I think we have some folks who believe that our job is to be college professors. Now college professors are fine I guess. Being a college professor, they basically spout out ideas that nobody does anything about [bold mine-DL]. For our ideas to matter we have to win. Because if we don’t win, we don’t govern. And if we don’t govern all we do is shout to the wind. And so I am going to do anything I need to do to win.
Last month, Christie was worried about “esoteric” and “intellectual” debates about the government’s surveillance powers because they were supposedly dangerous to national security. Now he is annoyed by would-be academic politicians because no one is going to put their ideas into practice. Either way, what we can draw from this is that Christie seems to find policy debate to be threatening and unwelcome, and he offers us instead a marriage of anti-intellectualism and a willingness to “do anything” necessary to win. The write-up describes this as an appeal for “pragmatism,” but this is just the sort of pragmatism that causes people to recoil from politicians.
Christie later declared:
We need to stop navel gazing. There’s nothing wrong with our principles. We need to focus on winning again. There’s too much at stake for this to be an academic exercise.
Christie speaks as if there has been an excess of reflection and rethinking taking place inside the GOP. If it has been, it has certainly been well-hidden. It doesn’t occur to Christie that there might be some genuine disagreement among Republicans about what “our principles” are. Even if there is “nothing wrong with our principles,” there could be many things wrong with how they have been put into practice.

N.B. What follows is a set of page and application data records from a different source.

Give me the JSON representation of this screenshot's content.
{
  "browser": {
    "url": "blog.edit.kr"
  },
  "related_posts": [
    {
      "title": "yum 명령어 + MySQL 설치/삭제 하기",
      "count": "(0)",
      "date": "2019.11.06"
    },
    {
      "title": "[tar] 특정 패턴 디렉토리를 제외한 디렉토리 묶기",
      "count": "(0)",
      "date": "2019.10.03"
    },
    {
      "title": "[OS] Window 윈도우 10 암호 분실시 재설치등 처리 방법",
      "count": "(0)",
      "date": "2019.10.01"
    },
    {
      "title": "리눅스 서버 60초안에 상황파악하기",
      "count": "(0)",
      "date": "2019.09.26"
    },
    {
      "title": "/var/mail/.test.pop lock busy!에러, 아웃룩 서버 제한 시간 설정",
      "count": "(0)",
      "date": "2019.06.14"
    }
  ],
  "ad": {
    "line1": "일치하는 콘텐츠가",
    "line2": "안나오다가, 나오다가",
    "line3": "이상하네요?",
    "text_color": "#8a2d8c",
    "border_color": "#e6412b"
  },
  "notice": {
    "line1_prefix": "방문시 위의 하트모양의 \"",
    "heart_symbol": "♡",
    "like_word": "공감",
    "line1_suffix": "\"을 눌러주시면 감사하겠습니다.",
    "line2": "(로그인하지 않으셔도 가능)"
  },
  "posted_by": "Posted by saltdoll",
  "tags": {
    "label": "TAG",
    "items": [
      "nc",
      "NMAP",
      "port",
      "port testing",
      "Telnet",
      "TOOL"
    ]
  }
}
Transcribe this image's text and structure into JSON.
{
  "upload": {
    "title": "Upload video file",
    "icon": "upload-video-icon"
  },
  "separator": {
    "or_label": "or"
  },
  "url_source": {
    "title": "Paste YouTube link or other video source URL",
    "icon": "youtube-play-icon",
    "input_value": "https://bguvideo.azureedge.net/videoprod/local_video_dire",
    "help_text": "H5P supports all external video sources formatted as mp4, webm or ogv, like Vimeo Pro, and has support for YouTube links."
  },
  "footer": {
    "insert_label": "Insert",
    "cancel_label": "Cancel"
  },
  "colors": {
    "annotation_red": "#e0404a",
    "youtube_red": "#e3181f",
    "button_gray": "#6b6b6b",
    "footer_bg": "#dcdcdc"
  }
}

There may have been a valid point buried somewhere in Christie’s remarks. It’s true that political parties exist to contest elections and hold power, and parties out of power will have little or no chance to put their policy ideas into practice. Even so, a party that is intellectually bankrupt or running on the fumes of an agenda from thirty years ago isn’t one that is likely to be able to compete or govern well. Telling members of that party that they need to start getting back to the important work of winning the next election without worrying too much about why their last time in power was such a disaster is to set the stage for another failed period of Republican rule.